Perfectionists can suffer health problems because they are under continuous stress.
Professor Gordon Flett, an expert on perfectionism, explains:
“Perfectionism is the need to be – or to appear – perfect.
Perfectionists are persistent, detailed and organized high achievers.
Perfectionists vary in their behaviors: some strive to conceal their imperfections; others attempt to project an image of perfection.
But all perfectionists have in common extremely high standards for themselves or for others.”
Here are ten signs that you are a perfectionist, as devised by Professor Flett:
“Ten Top Signs Your a Perfectionist**
1. You can’t stop thinking about a mistake you made.
2. You are intensely competitive and can’t stand doing worse than others.
3. You either want to do something “just right” or not at all.
4. You demand perfection from other people.
5. You won’t ask for help if asking can be perceived as a flaw or weakness.
6. You will persist at a task long after other people have quit.
7. You are a fault-finder who must correct other people when they are wrong.
8. You are highly aware of other people’s demands and expectations.
9. You are very self-conscious about making mistakes in front of other people.
10. **You noticed the error in the title of this list.”
Sadly, perfectionism has been linked to many emotional and behavioural problems, such as eating disorders, relationships problems and even suicide.
Professor Flett said:

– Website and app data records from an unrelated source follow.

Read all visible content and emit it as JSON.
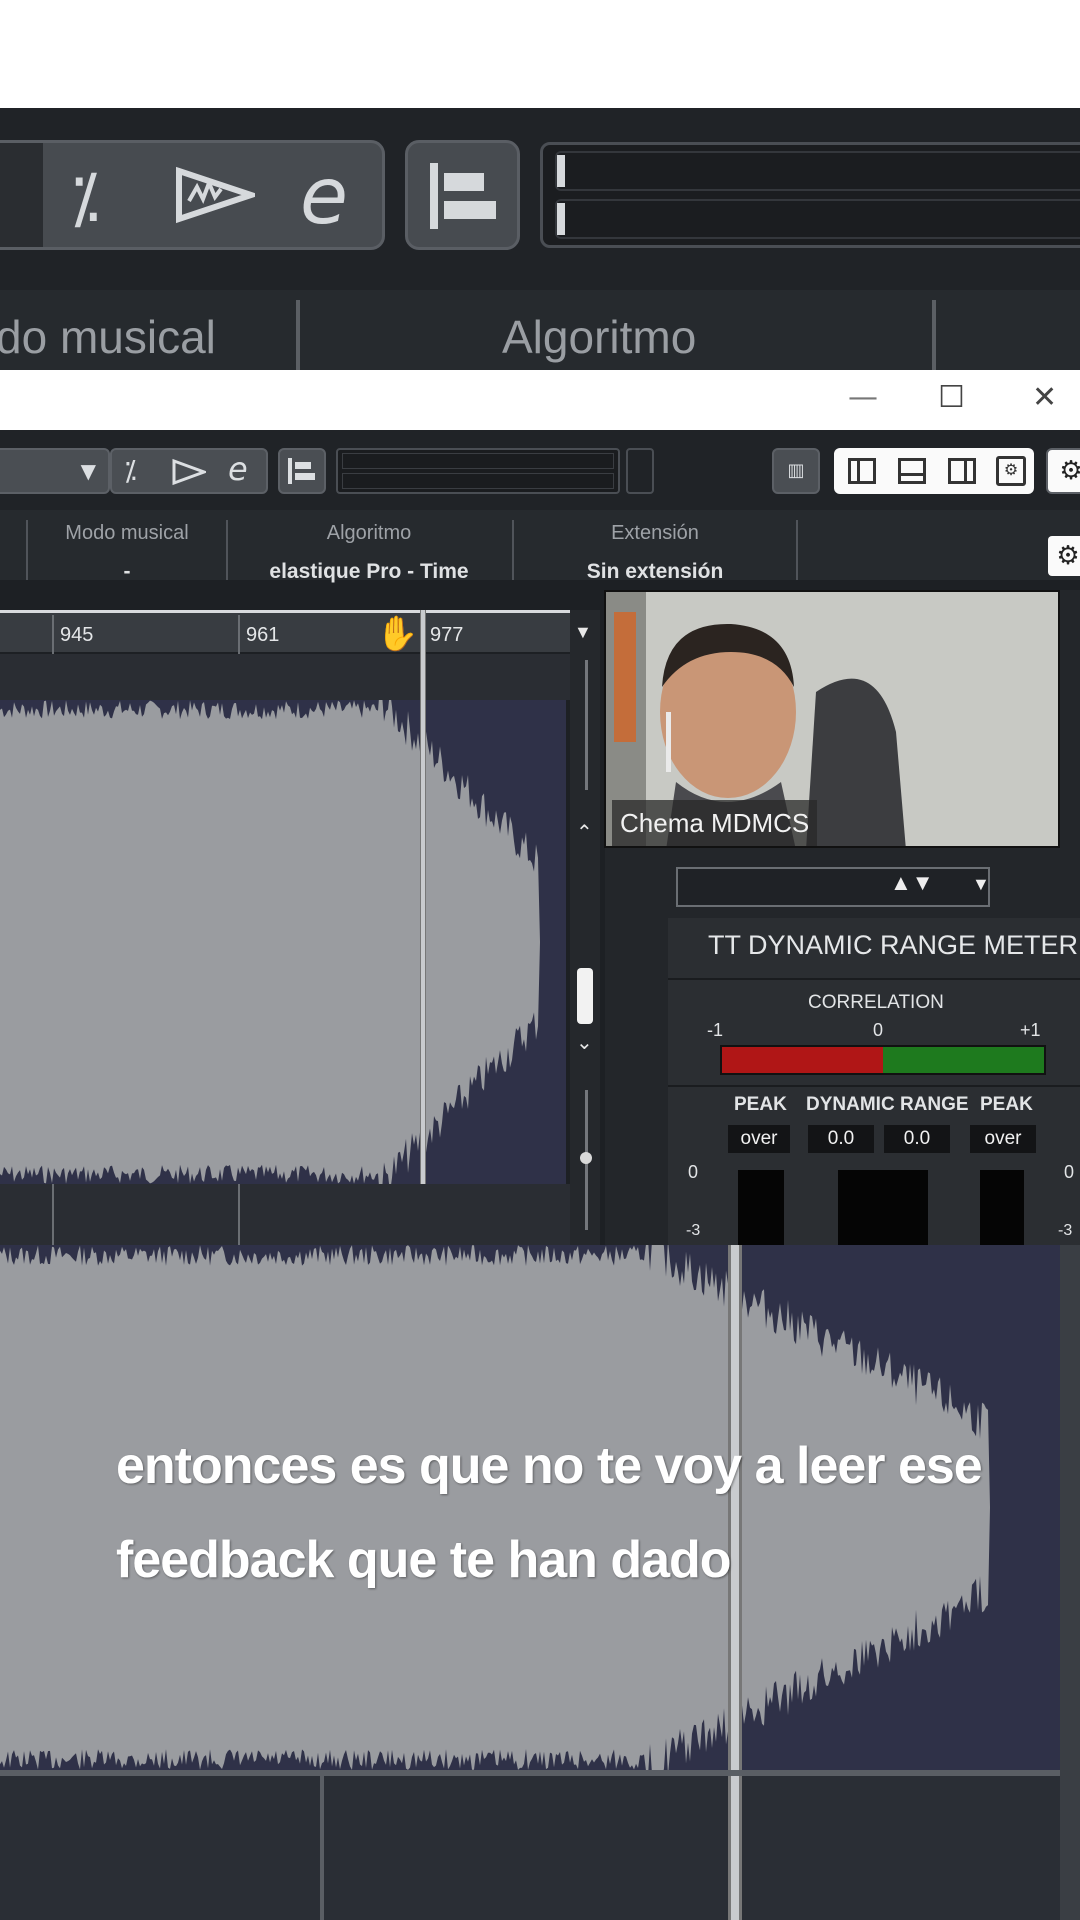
{
  "zoom_top": {
    "header_left": "do musical",
    "header_right": "Algoritmo"
  },
  "window": {
    "controls": {
      "minimize": "—",
      "maximize": "☐",
      "close": "✕"
    },
    "columns": [
      {
        "label": "Modo musical",
        "value": "-"
      },
      {
        "label": "Algoritmo",
        "value": "elastique Pro - Time"
      },
      {
        "label": "Extensión",
        "value": "Sin extensión"
      }
    ],
    "ruler_ticks": [
      "945",
      "961",
      "977"
    ]
  },
  "webcam": {
    "name": "Chema MDMCS"
  },
  "meter": {
    "title": "TT DYNAMIC RANGE METER",
    "correlation_label": "CORRELATION",
    "corr_min": "-1",
    "corr_mid": "0",
    "corr_max": "+1",
    "peak_left_label": "PEAK",
    "dr_label": "DYNAMIC RANGE",
    "peak_right_label": "PEAK",
    "peak_left_value": "over",
    "dr_left_value": "0.0",
    "dr_right_value": "0.0",
    "peak_right_value": "over",
    "scale_0": "0",
    "scale_minus3": "-3",
    "correlation_level": 0.5
  },
  "caption": {
    "line1": "entonces es que no te voy a leer ese",
    "line2": "feedback que te han dado"
  },
  "colors": {
    "waveform": "#9a9ca0",
    "wave_bg": "#2f3148",
    "corr_red": "#b01616",
    "corr_green": "#1e7a1e"
  }
}
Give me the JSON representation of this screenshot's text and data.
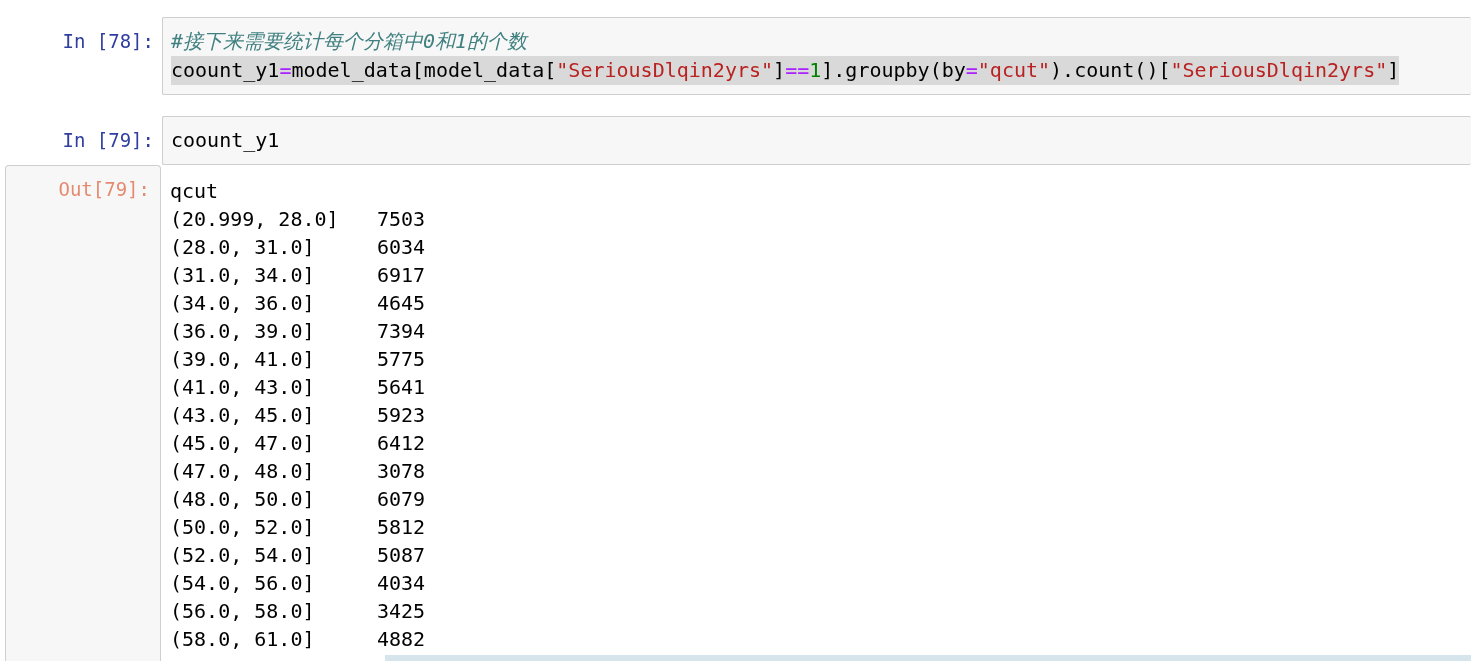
{
  "cells": [
    {
      "kind": "input",
      "prompt": "In [78]:",
      "lines": [
        {
          "selected": false,
          "tokens": [
            {
              "kind": "comment",
              "text": "#接下来需要统计每个分箱中0和1的个数"
            }
          ]
        },
        {
          "selected": true,
          "tokens": [
            {
              "kind": "name",
              "text": "coount_y1"
            },
            {
              "kind": "operator",
              "text": "="
            },
            {
              "kind": "name",
              "text": "model_data[model_data["
            },
            {
              "kind": "string",
              "text": "\"SeriousDlqin2yrs\""
            },
            {
              "kind": "name",
              "text": "]"
            },
            {
              "kind": "operator",
              "text": "=="
            },
            {
              "kind": "number",
              "text": "1"
            },
            {
              "kind": "name",
              "text": "].groupby(by"
            },
            {
              "kind": "operator",
              "text": "="
            },
            {
              "kind": "string",
              "text": "\"qcut\""
            },
            {
              "kind": "name",
              "text": ").count()["
            },
            {
              "kind": "string",
              "text": "\"SeriousDlqin2yrs\""
            },
            {
              "kind": "name",
              "text": "]"
            }
          ]
        }
      ]
    },
    {
      "kind": "input",
      "prompt": "In [79]:",
      "lines": [
        {
          "selected": false,
          "tokens": [
            {
              "kind": "name",
              "text": "coount_y1"
            }
          ]
        }
      ]
    },
    {
      "kind": "output",
      "prompt": "Out[79]:",
      "header": "qcut",
      "rows": [
        {
          "interval": "(20.999, 28.0]",
          "count": "7503"
        },
        {
          "interval": "(28.0, 31.0]",
          "count": "6034"
        },
        {
          "interval": "(31.0, 34.0]",
          "count": "6917"
        },
        {
          "interval": "(34.0, 36.0]",
          "count": "4645"
        },
        {
          "interval": "(36.0, 39.0]",
          "count": "7394"
        },
        {
          "interval": "(39.0, 41.0]",
          "count": "5775"
        },
        {
          "interval": "(41.0, 43.0]",
          "count": "5641"
        },
        {
          "interval": "(43.0, 45.0]",
          "count": "5923"
        },
        {
          "interval": "(45.0, 47.0]",
          "count": "6412"
        },
        {
          "interval": "(47.0, 48.0]",
          "count": "3078"
        },
        {
          "interval": "(48.0, 50.0]",
          "count": "6079"
        },
        {
          "interval": "(50.0, 52.0]",
          "count": "5812"
        },
        {
          "interval": "(52.0, 54.0]",
          "count": "5087"
        },
        {
          "interval": "(54.0, 56.0]",
          "count": "4034"
        },
        {
          "interval": "(56.0, 58.0]",
          "count": "3425"
        },
        {
          "interval": "(58.0, 61.0]",
          "count": "4882"
        }
      ]
    }
  ]
}
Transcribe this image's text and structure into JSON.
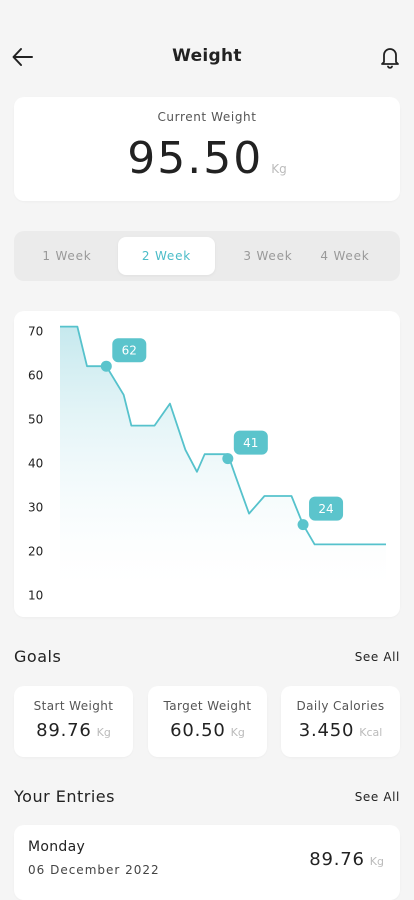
{
  "header": {
    "title": "Weight",
    "back_icon": "arrow-left-icon",
    "bell_icon": "bell-icon"
  },
  "current": {
    "label": "Current Weight",
    "value": "95.50",
    "unit": "Kg"
  },
  "tabs": [
    {
      "label": "1 Week",
      "active": false
    },
    {
      "label": "2 Week",
      "active": true
    },
    {
      "label": "3 Week",
      "active": false
    },
    {
      "label": "4 Week",
      "active": false
    }
  ],
  "chart_data": {
    "type": "line",
    "ylim": [
      10,
      70
    ],
    "yticks": [
      70,
      60,
      50,
      40,
      30,
      20,
      10
    ],
    "points": [
      [
        0,
        71
      ],
      [
        0.09,
        71
      ],
      [
        0.14,
        62
      ],
      [
        0.24,
        62
      ],
      [
        0.33,
        55.5
      ],
      [
        0.37,
        48.5
      ],
      [
        0.49,
        48.5
      ],
      [
        0.57,
        53.5
      ],
      [
        0.65,
        43
      ],
      [
        0.71,
        38
      ],
      [
        0.75,
        42
      ],
      [
        0.87,
        42
      ],
      [
        0.91,
        37
      ],
      [
        0.98,
        28.5
      ],
      [
        1.06,
        32.5
      ],
      [
        1.2,
        32.5
      ],
      [
        1.26,
        26
      ],
      [
        1.32,
        21.5
      ],
      [
        1.69,
        21.5
      ]
    ],
    "highlights": [
      {
        "x": 0.24,
        "y": 62,
        "label": "62"
      },
      {
        "x": 0.87,
        "y": 41,
        "label": "41"
      },
      {
        "x": 1.26,
        "y": 26,
        "label": "24"
      }
    ],
    "colors": {
      "line": "#56c2cc",
      "badge": "#5bc4cc",
      "fill_top": "#bfe6ec"
    }
  },
  "goals": {
    "title": "Goals",
    "see_all": "See All",
    "items": [
      {
        "label": "Start Weight",
        "value": "89.76",
        "unit": "Kg"
      },
      {
        "label": "Target Weight",
        "value": "60.50",
        "unit": "Kg"
      },
      {
        "label": "Daily Calories",
        "value": "3.450",
        "unit": "Kcal"
      }
    ]
  },
  "entries": {
    "title": "Your Entries",
    "see_all": "See All",
    "items": [
      {
        "day": "Monday",
        "date": "06 December 2022",
        "value": "89.76",
        "unit": "Kg"
      }
    ]
  }
}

“Perfectionism is not officially recognized as a psychiatric disorder.
However extreme forms of perfectionism should be considered an illness similar to narcissism, obsessive compulsiveness, dependent-personality disorder and other personality disorders because of its links to distress and dysfunction.”
Psychologists have found that there are, broadly, three types of perfectionists:
- Self-oriented perfectionists strive for perfection for themselves and set their own high standards.
- Socially prescribed perfectionists strive for perfection because it is important to other people.
- ‘Other-focused’ perfectionists, though, expect others to be perfect and are extremely critical if they do not meet these high standards.
The worst type of perfectionists are those who expect others to match their own impossibly high standards.
→ Read on: How To Spot a Toxic Perfectionist
The perfectionism scale is published by MHS (Hewitt & Flett, 2004).
About the author
Psychologist, Jeremy Dean, PhD is the founder and author of PsyBlog. He holds a doctorate in psychology from University College London and two other advanced degrees in psychology.
He has been writing about scientific research on PsyBlog since 2004. He is also the author of the book “Making Habits, Breaking Habits” (Da Capo, 2003) and several ebooks:
- Accept Yourself: How to feel a profound sense of warmth and self-compassion
- The Anxiety Plan: 42 Strategies For Worry, Phobias, OCD and Panic
- Spark: 17 Steps That Will Boost Your Motivation For Anything
- Activate: How To Find Joy Again By Changing What You Do
Perfectionism image from Shutterstock